Directed by: Franco Zeffirelli
Starring: Fanny Ardant, Jeremy Irons, Joan Plowright, Jay Rodan, Gabriel Garko
Reminiscent in some ways of Bill Condon's Gods and Monsters, this 2002 film from veteran filmmaker Franco Zeffirelli slipped under the radar most places (including Asheville), and despite its fanciful -- occasionally downright preposterous -- storyline, it's hard to see why it didn't receive more attention.
Certainly, Jeremy Irons is a bankable enough name, and Zeffirelli has a solid enough (if rather specialized) filmography to make its relative obscurity hard to understand. Mixed reviews and a low-profile releasing company assuredly hurt it -- as may its central conceit, which is nothing less than Zeffirelli imagining a scenario about the last year of the life of the post-World War II opera diva Maria Callas (Fanny Ardant, 8 Women). It seems natural enough, since Zeffirelli was a close friend of Callas and was around during this final year, but rather than turn the reality into a film, he chose to concoct a fantasy about Callas making a movie of Carmen using her old recording of the opera, since she's no longer capable of singing.
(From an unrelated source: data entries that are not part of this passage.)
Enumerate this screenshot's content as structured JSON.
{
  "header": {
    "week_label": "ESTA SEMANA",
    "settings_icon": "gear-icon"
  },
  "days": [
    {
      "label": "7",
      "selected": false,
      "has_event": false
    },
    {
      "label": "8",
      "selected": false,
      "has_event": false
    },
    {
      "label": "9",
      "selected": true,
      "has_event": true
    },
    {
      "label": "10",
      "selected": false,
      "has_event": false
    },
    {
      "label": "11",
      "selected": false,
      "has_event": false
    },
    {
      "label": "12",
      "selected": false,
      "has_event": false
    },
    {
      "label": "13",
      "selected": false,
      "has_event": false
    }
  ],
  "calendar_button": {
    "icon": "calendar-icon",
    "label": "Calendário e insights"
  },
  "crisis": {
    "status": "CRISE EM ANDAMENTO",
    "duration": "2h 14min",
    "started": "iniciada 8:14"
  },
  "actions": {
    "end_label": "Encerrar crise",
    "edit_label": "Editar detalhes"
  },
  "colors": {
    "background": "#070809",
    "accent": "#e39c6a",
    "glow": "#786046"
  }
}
The appeal for the filmmaker is apparent -- he not only gets to honor Callas as he remembers her, but he gets to film Carmen in miniature, and he examines his own life by incorporating Larry Kelly (Jeremy Irons), a middle-aged, gay former manager of Callas into the proceedings. Despite making the character British and a manager (currently managing an unruly rock group, Bad Dreams, whose offscreen antics beleaguer the fellow throughout the movie), it's obvious that Kelly is Zeffirelli's onscreen alter ego. In some ways, the film is as much about Zeffirelli as it is about Callas, and that may detract from its apparent goal.
Yet, the story and the splendid performances by Ardant and Irons, some sharp dialogue and the lavish mini-Carmen are so appealing and ingratiating that it's hard not to be taken in by Zeffirelli's fantasy. Definitely worth a look. Rated PG-13 for some sexual content and strong language.
-- reviewed by Ken Hanke